NAMED ONE OF THE TEN BEST BOOKS OF THE YEAR BY CHICAGO TRIBUNE AND ONE OF THE BEST BOOKS OF THE YEAR BY The New York Times Book Review • NPR • Los Angeles Times • The Boston Globe • The Seattle Times • The Independent In such acclaimed novels as Let the Great World Spin and TransAtlantic, National Book Award–winning author Colum McCann has transfixed readers with his precision, tenderness, and authority. Now, in his first collection of short fiction in more than a decade, McCann charts the territory of chance, and the profound and intimate consequences of even our smallest moments. “As it was, it was like being set down in the best of poems, carried into a cold landscape, blindfolded, turned around, unblindfolded, forced, then, to invent new ways of seeing.” In the exuberant title novella, a retired judge reflects on his life’s work, unaware as he goes about his daily routines that this particular morning will be his last. In “Sh’khol,” a mother spending Christmas alone with her son confronts the unthinkable when he disappears while swimming off the coast near their home in Ireland. In “Treaty,” an elderly nun catches a snippet of a news report in which it is revealed that the man who once kidnapped and brutalized her is alive, masquerading as an agent of peace. And in “What Time Is It Now, Where You Are?” a writer constructs a story about a Marine in Afghanistan calling home on New Year’s Eve. Deeply personal, subtly subversive, at times harrowing, and indeed funny, yet also full of comfort, Thirteen Ways of Looking is a striking achievement. With unsurpassed empathy for his characters and their inner lives, Colum McCann forges from their stories a profound tribute to our search for meaning and grace. The collection is a rumination on the power of storytelling in a world where language and memory can sometimes falter, but in the end do not fail us, and a contemplation of the healing power of literature. Praise for Thirteen Ways of Looking “Extraordinary . . . incandescent.”—Chicago Tribune “The irreducible mystery of human experience ties this small collection together, and in each of these stories McCann explores that theme in some strikingly effective ways. . . . [The first story] is as fascinating as it is poignant. . . . [The second] captures the mundane and mysterious aspects of shaping characters from the gray clay of words, placing them in realistic settings and breathing life into their lungs. . . . That he makes the story so emotionally compelling is a sign of his genius. . . . The most remarkable [piece] is Sh’khol. . . . Caught in the rushing currents of this drama, you know you’re reading a little masterpiece.”—The Washington Post “McCann is a writer of power and subtlety and beauty. . . . The powerful title story loiters in the mind long after you’ve read it.”—Sarah Lyall, The New York Times “[McCann] unspools complex and unforgettable stories in this, his first collection in more than a decade.”—The Boston Globe “McCann is a passionate writer whose impulse is always toward a generous understanding of his diverse characters.”—The Wall Street Journal “Powerful, profound, and deeply empathetic, McCann’s beautifully wrought writing in Thirteen Ways of Looking glides off the page.”—BuzzFeed “McCann weaves the magic that made Let the Great World Spin so acclaimed.”—The Huffington Post From the Hardcover edition.

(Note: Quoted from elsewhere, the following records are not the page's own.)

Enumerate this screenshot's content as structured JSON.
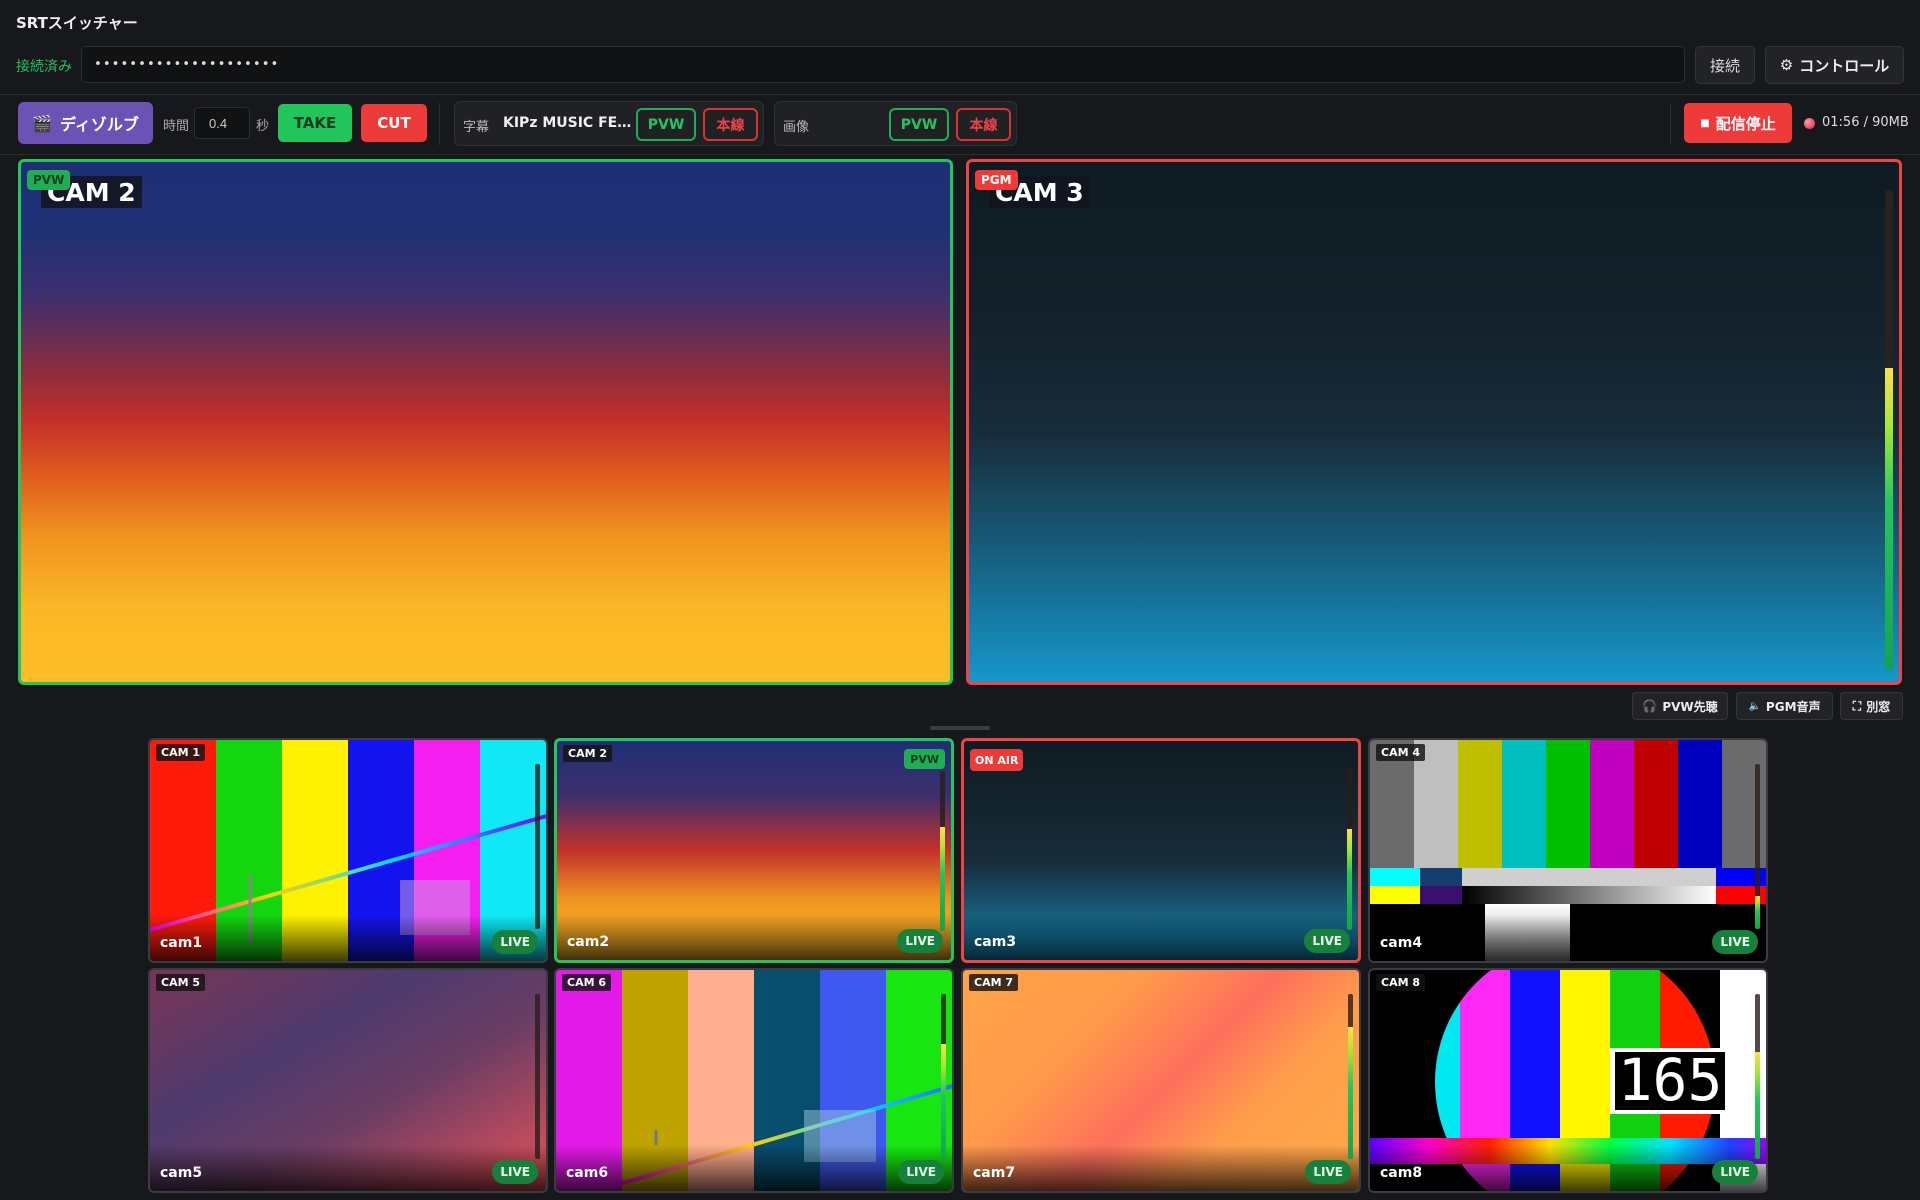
{
  "app": {
    "title": "SRTスイッチャー"
  },
  "connection": {
    "status": "接続済み",
    "url_value": "•••••••••••••••••••••",
    "connect_label": "接続",
    "control_label": "コントロール"
  },
  "toolbar": {
    "dissolve_label": "ディゾルブ",
    "time_label": "時間",
    "time_value": "0.4",
    "seconds_label": "秒",
    "take_label": "TAKE",
    "cut_label": "CUT",
    "caption": {
      "label": "字幕",
      "value": "KIPz MUSIC FE…",
      "pvw_label": "PVW",
      "pgm_label": "本線"
    },
    "image": {
      "label": "画像",
      "value": "",
      "pvw_label": "PVW",
      "pgm_label": "本線"
    },
    "stop_label": "配信停止",
    "recording_text": "01:56 / 90MB"
  },
  "monitors": {
    "preview": {
      "tag": "PVW",
      "camera": "CAM 2"
    },
    "program": {
      "tag": "PGM",
      "camera": "CAM 3",
      "audio_level": 0.63
    }
  },
  "audio_buttons": {
    "pvw_listen": "PVW先聴",
    "pgm_audio": "PGM音声",
    "popout": "別窓"
  },
  "cameras": [
    {
      "tag": "CAM 1",
      "name": "cam1",
      "live": "LIVE",
      "level": 0.0
    },
    {
      "tag": "CAM 2",
      "name": "cam2",
      "live": "LIVE",
      "pvw_tag": "PVW",
      "level": 0.65
    },
    {
      "tag": "ON AIR",
      "name": "cam3",
      "live": "LIVE",
      "level": 0.62
    },
    {
      "tag": "CAM 4",
      "name": "cam4",
      "live": "LIVE",
      "level": 0.2
    },
    {
      "tag": "CAM 5",
      "name": "cam5",
      "live": "LIVE",
      "level": 0.0
    },
    {
      "tag": "CAM 6",
      "name": "cam6",
      "live": "LIVE",
      "level": 0.7
    },
    {
      "tag": "CAM 7",
      "name": "cam7",
      "live": "LIVE",
      "level": 0.8
    },
    {
      "tag": "CAM 8",
      "name": "cam8",
      "live": "LIVE",
      "level": 0.65
    }
  ],
  "colors": {
    "pvw_accent": "#22c55e",
    "pgm_accent": "#ef4444",
    "dissolve": "#6b52b5"
  }
}
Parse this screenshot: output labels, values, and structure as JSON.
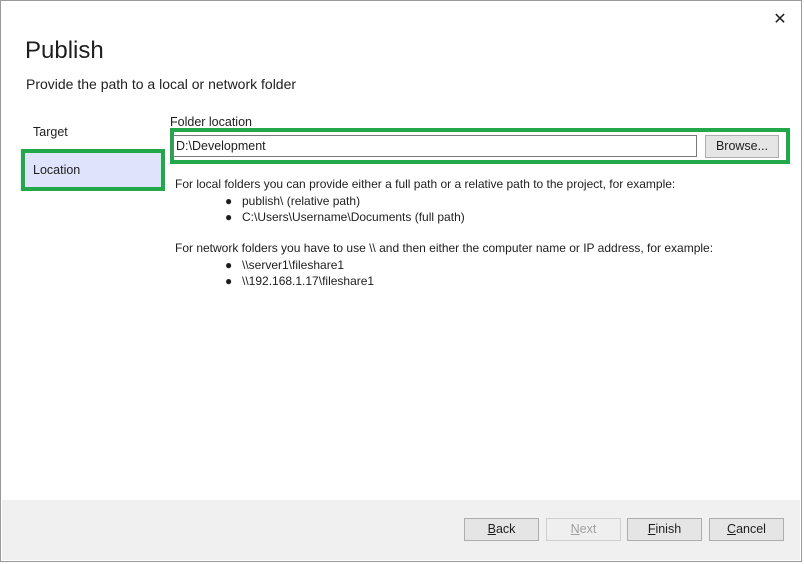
{
  "dialog": {
    "title": "Publish",
    "subtitle": "Provide the path to a local or network folder",
    "close_glyph": "✕"
  },
  "nav": {
    "items": [
      {
        "label": "Target",
        "selected": false
      },
      {
        "label": "Location",
        "selected": true
      }
    ]
  },
  "location": {
    "folder_label": "Folder location",
    "path_value": "D:\\Development",
    "browse_label": "Browse..."
  },
  "help": {
    "local_intro": "For local folders you can provide either a full path or a relative path to the project, for example:",
    "local_examples": [
      "publish\\ (relative path)",
      "C:\\Users\\Username\\Documents (full path)"
    ],
    "network_intro": "For network folders you have to use \\\\ and then either the computer name or IP address, for example:",
    "network_examples": [
      "\\\\server1\\fileshare1",
      "\\\\192.168.1.17\\fileshare1"
    ],
    "bullet_glyph": "●"
  },
  "footer": {
    "back_first": "B",
    "back_rest": "ack",
    "next_first": "N",
    "next_rest": "ext",
    "finish_first": "F",
    "finish_rest": "inish",
    "cancel_first": "C",
    "cancel_rest": "ancel"
  },
  "colors": {
    "highlight_green": "#22a84a",
    "selected_nav_bg": "#dfe3fb",
    "footer_bg": "#f0f0f0"
  }
}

Presents twenty of the best works of short fiction of the past year from a variety of acclaimed sources.